The short list includes investment in green space for breeding farms and a profitable sales market for horses, not to mention jobs in veterinary, equipment, and transportation.
There are those in New York who think Aqueduct should be on the chopping block as well.
It is a foolish idea, but in this anti-racing climate, everything is on the table when it comes to bashing the game.
The racing at Woodbine, as it usually is on big event days, was terrific on Sunday.
Three Grade 1 turf events, all Breeders’ Cup “Win and You’re In” and topped by the $1.5 million Canadian International, marked a great card of racing.
Of the three winners, only Next Question, winner of the $500,000 Nearctic at 6 furlongs, is taking aim at the Breeders’ Cup.
The New York-bred 4-year-old, by Stormy Atlantic, was skillfully guided home by Ramon Dominguez, who was in his own zone at Saratoga this past summer.
Making his first start in a stakes race, Next Question emerged a Grade 1 winner who is now headed for the Breeders’ Cup Turf Sprint.
Regally Ready won both events last year.
The Canadian International went to Joshua Tree, who led all the way to win the event for the second time.
He defeated one of the best fields in years, one that included five Grade 1 winners.
The International has not had an impact on the Breeders’ Cup Turf lately, but Chief Bearhart won both in 1997.
Singspiel won the International in 1996 and finished second in the Breeders’ Cup Turf.
The $1 million E.P. Taylor, for fillies and mares, was won by Siyouma.
The Taylor is always a great contest, and she was winning her second consecutive Grade 1 event.
The peaks of the rich Woodbine season are now behind us, with the Queen’s Plate, Woodbine Mile, and International event days all in the history books.

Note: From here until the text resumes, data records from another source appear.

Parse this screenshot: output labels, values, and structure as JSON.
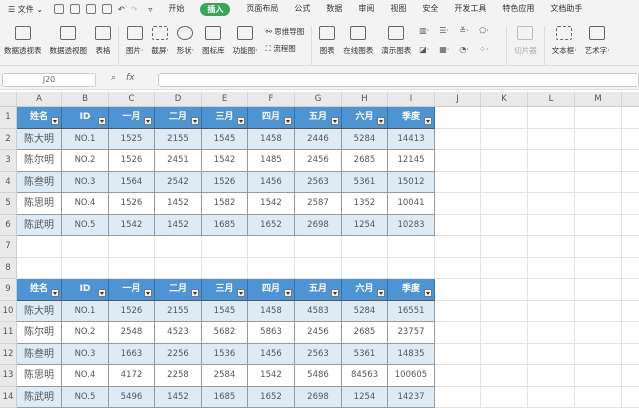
{
  "menu": {
    "file": "文件",
    "tabs": [
      "开始",
      "插入",
      "页面布局",
      "公式",
      "数据",
      "审阅",
      "视图",
      "安全",
      "开发工具",
      "特色应用",
      "文档助手"
    ],
    "active_tab": "插入"
  },
  "ribbon": {
    "pivot_table": "数据透视表",
    "pivot_chart": "数据透视图",
    "table": "表格",
    "picture": "图片·",
    "screenshot": "截屏·",
    "shapes": "形状·",
    "icon_lib": "图标库",
    "func_chart": "功能图·",
    "mindmap": "思维导图",
    "flowchart": "流程图",
    "chart": "图表",
    "online_chart": "在线图表",
    "demo_chart": "演示图表",
    "slicer": "切片器",
    "textbox": "文本框·",
    "wordart": "艺术字·"
  },
  "formula_bar": {
    "name_box": "J20",
    "fx": "fx",
    "value": ""
  },
  "columns": [
    "A",
    "B",
    "C",
    "D",
    "E",
    "F",
    "G",
    "H",
    "I",
    "J",
    "K",
    "L",
    "M"
  ],
  "header_row": [
    "姓名",
    "ID",
    "一月",
    "二月",
    "三月",
    "四月",
    "五月",
    "六月",
    "季度"
  ],
  "table1": [
    [
      "陈大明",
      "NO.1",
      "1525",
      "2155",
      "1545",
      "1458",
      "2446",
      "5284",
      "14413"
    ],
    [
      "陈尔明",
      "NO.2",
      "1526",
      "2451",
      "1542",
      "1485",
      "2456",
      "2685",
      "12145"
    ],
    [
      "陈叁明",
      "NO.3",
      "1564",
      "2542",
      "1526",
      "1456",
      "2563",
      "5361",
      "15012"
    ],
    [
      "陈思明",
      "NO.4",
      "1526",
      "1452",
      "1582",
      "1542",
      "2587",
      "1352",
      "10041"
    ],
    [
      "陈武明",
      "NO.5",
      "1542",
      "1452",
      "1685",
      "1652",
      "2698",
      "1254",
      "10283"
    ]
  ],
  "table2": [
    [
      "陈大明",
      "NO.1",
      "1526",
      "2155",
      "1545",
      "1458",
      "4583",
      "5284",
      "16551"
    ],
    [
      "陈尔明",
      "NO.2",
      "2548",
      "4523",
      "5682",
      "5863",
      "2456",
      "2685",
      "23757"
    ],
    [
      "陈叁明",
      "NO.3",
      "1663",
      "2256",
      "1536",
      "1456",
      "2563",
      "5361",
      "14835"
    ],
    [
      "陈思明",
      "NO.4",
      "4172",
      "2258",
      "2584",
      "1542",
      "5486",
      "84563",
      "100605"
    ],
    [
      "陈武明",
      "NO.5",
      "5496",
      "1452",
      "1685",
      "1652",
      "2698",
      "1254",
      "14237"
    ]
  ],
  "colors": {
    "header": "#4f94d2",
    "band": "#ddebf7",
    "active_tab": "#3aa45a"
  }
}
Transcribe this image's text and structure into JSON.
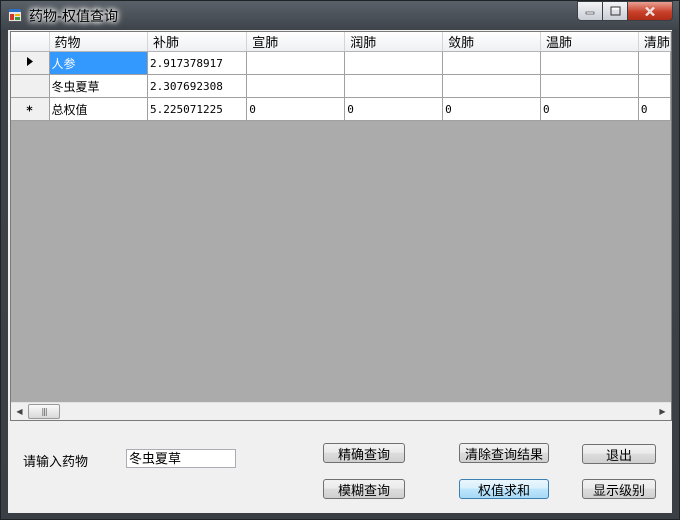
{
  "window": {
    "title": "药物-权值查询",
    "icon": "app-form-icon",
    "caption": {
      "minimize": "minimize-icon",
      "maximize": "maximize-icon",
      "close": "close-icon"
    }
  },
  "grid": {
    "columns": [
      "药物",
      "补肺",
      "宣肺",
      "润肺",
      "敛肺",
      "温肺",
      "清肺"
    ],
    "rows": [
      {
        "marker": "current-row-arrow",
        "cells": [
          "人参",
          "2.917378917",
          "",
          "",
          "",
          "",
          ""
        ]
      },
      {
        "marker": "",
        "cells": [
          "冬虫夏草",
          "2.307692308",
          "",
          "",
          "",
          "",
          ""
        ]
      },
      {
        "marker": "new-row-star",
        "cells": [
          "总权值",
          "5.225071225",
          "0",
          "0",
          "0",
          "0",
          "0"
        ]
      }
    ],
    "selected_cell": "人参"
  },
  "form": {
    "input_label": "请输入药物",
    "input_value": "冬虫夏草",
    "buttons": {
      "exact_query": "精确查询",
      "clear_results": "清除查询结果",
      "exit": "退出",
      "fuzzy_query": "模糊查询",
      "sum_weights": "权值求和",
      "show_level": "显示级别"
    }
  },
  "colors": {
    "selection": "#3399ff",
    "grid_background": "#ababab",
    "form_background": "#f0f0f0"
  }
}
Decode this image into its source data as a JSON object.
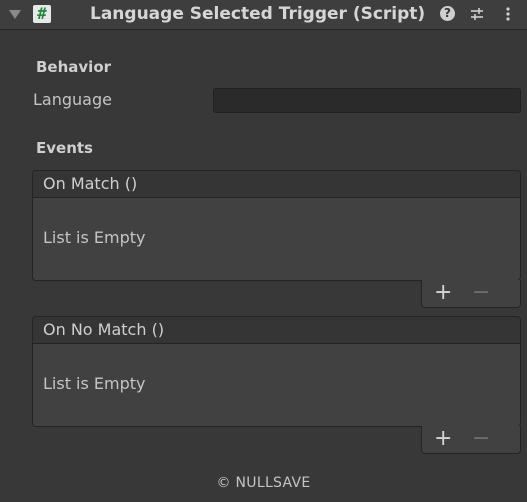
{
  "header": {
    "title": "Language Selected Trigger (Script)",
    "script_icon": "#",
    "help_icon": "?",
    "icons": [
      "foldout-arrow-icon",
      "script-icon",
      "help-icon",
      "preset-icon",
      "kebab-menu-icon"
    ]
  },
  "behavior": {
    "section_label": "Behavior",
    "language_label": "Language",
    "language_value": ""
  },
  "events": {
    "section_label": "Events",
    "on_match": {
      "label": "On Match ()",
      "empty_text": "List is Empty",
      "add": "+",
      "remove": "−"
    },
    "on_no_match": {
      "label": "On No Match ()",
      "empty_text": "List is Empty",
      "add": "+",
      "remove": "−"
    }
  },
  "footer": {
    "copyright": "© NULLSAVE"
  }
}
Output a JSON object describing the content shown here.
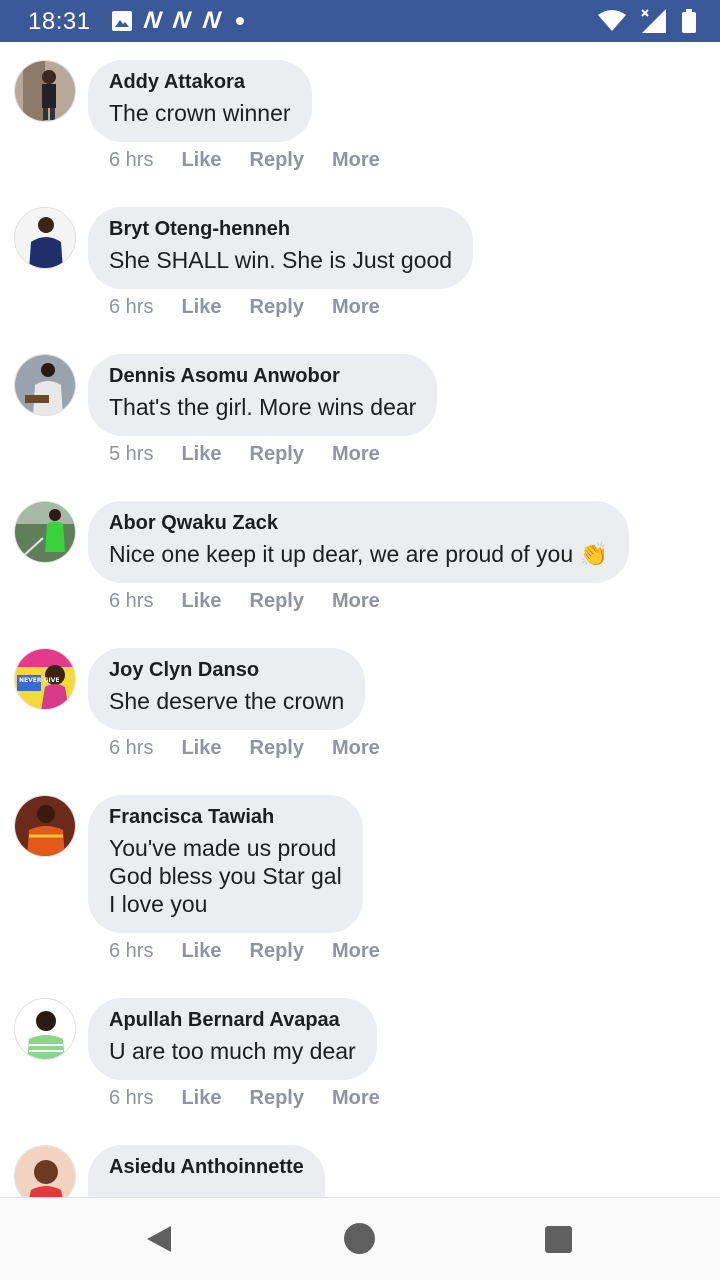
{
  "status_bar": {
    "time": "18:31",
    "notification_icons": [
      "image-icon",
      "n-icon",
      "n-icon",
      "n-icon",
      "dot-icon"
    ],
    "system_icons": [
      "wifi-icon",
      "signal-icon",
      "battery-icon"
    ]
  },
  "comments": [
    {
      "name": "Addy Attakora",
      "text": "The crown winner",
      "time": "6 hrs"
    },
    {
      "name": "Bryt Oteng-henneh",
      "text": "She SHALL win. She is Just good",
      "time": "6 hrs"
    },
    {
      "name": "Dennis Asomu Anwobor",
      "text": "That's the girl. More wins dear",
      "time": "5 hrs"
    },
    {
      "name": "Abor Qwaku Zack",
      "text": "Nice one keep it up dear, we are proud of you 👏",
      "time": "6 hrs"
    },
    {
      "name": "Joy Clyn Danso",
      "text": "She deserve the crown",
      "time": "6 hrs"
    },
    {
      "name": "Francisca Tawiah",
      "text": "You've made us proud\nGod bless you Star gal\nI love you",
      "time": "6 hrs"
    },
    {
      "name": "Apullah Bernard Avapaa",
      "text": "U are too much my dear",
      "time": "6 hrs"
    },
    {
      "name": "Asiedu Anthoinnette",
      "text": "",
      "time": ""
    }
  ],
  "actions": {
    "like": "Like",
    "reply": "Reply",
    "more": "More"
  },
  "avatar_badge_text": "NEVER GIVE",
  "colors": {
    "status_bar": "#3b5998",
    "bubble": "#ebedf0",
    "meta": "#90949c"
  }
}
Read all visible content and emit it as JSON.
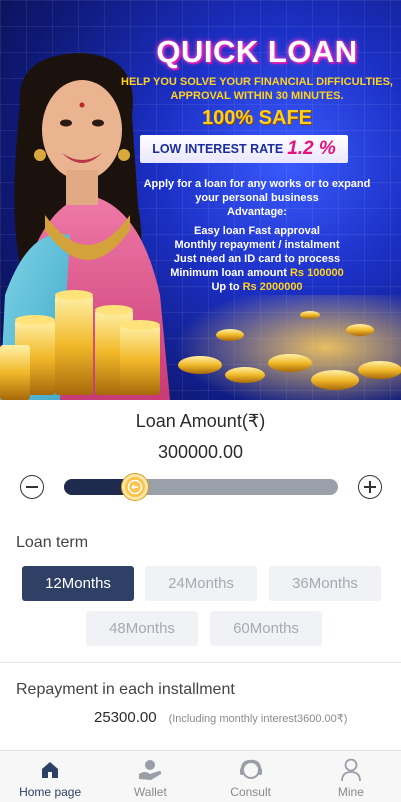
{
  "banner": {
    "title": "QUICK LOAN",
    "subtitle_line1": "HELP YOU SOLVE YOUR FINANCIAL DIFFICULTIES,",
    "subtitle_line2": "APPROVAL WITHIN 30 MINUTES.",
    "safe": "100% SAFE",
    "rate_label": "LOW INTEREST RATE",
    "rate_value": "1.2 %",
    "body_line1": "Apply for a loan for any works or to expand",
    "body_line2": "your personal business",
    "body_line3": "Advantage:",
    "adv_line1": "Easy loan Fast approval",
    "adv_line2": "Monthly repayment / instalment",
    "adv_line3": "Just need an ID card to process",
    "adv_line4_prefix": "Minimum loan amount ",
    "adv_line4_value": "Rs 100000",
    "adv_line5_prefix": "Up to ",
    "adv_line5_value": "Rs 2000000"
  },
  "loan": {
    "amount_label": "Loan Amount(₹)",
    "amount_value": "300000.00",
    "slider_fraction": 0.26
  },
  "term": {
    "label": "Loan term",
    "options": [
      {
        "label": "12Months",
        "active": true
      },
      {
        "label": "24Months",
        "active": false
      },
      {
        "label": "36Months",
        "active": false
      },
      {
        "label": "48Months",
        "active": false
      },
      {
        "label": "60Months",
        "active": false
      }
    ]
  },
  "repayment": {
    "label": "Repayment in each installment",
    "value": "25300.00",
    "note": "(Including monthly interest3600.00₹)"
  },
  "nav": {
    "items": [
      {
        "label": "Home page",
        "icon": "home-icon",
        "active": true
      },
      {
        "label": "Wallet",
        "icon": "wallet-icon",
        "active": false
      },
      {
        "label": "Consult",
        "icon": "consult-icon",
        "active": false
      },
      {
        "label": "Mine",
        "icon": "user-icon",
        "active": false
      }
    ]
  },
  "colors": {
    "accent": "#2e4066",
    "slider_track": "#9aa0a9",
    "slider_fill": "#1e2a4e",
    "thumb": "#fbc34a"
  }
}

We can only hope that Fort Erie and Woodbine will stay in operation, and avoid being memories in those books.
I’ll take a look at the Task Force Report on Racehorse Health and Safety.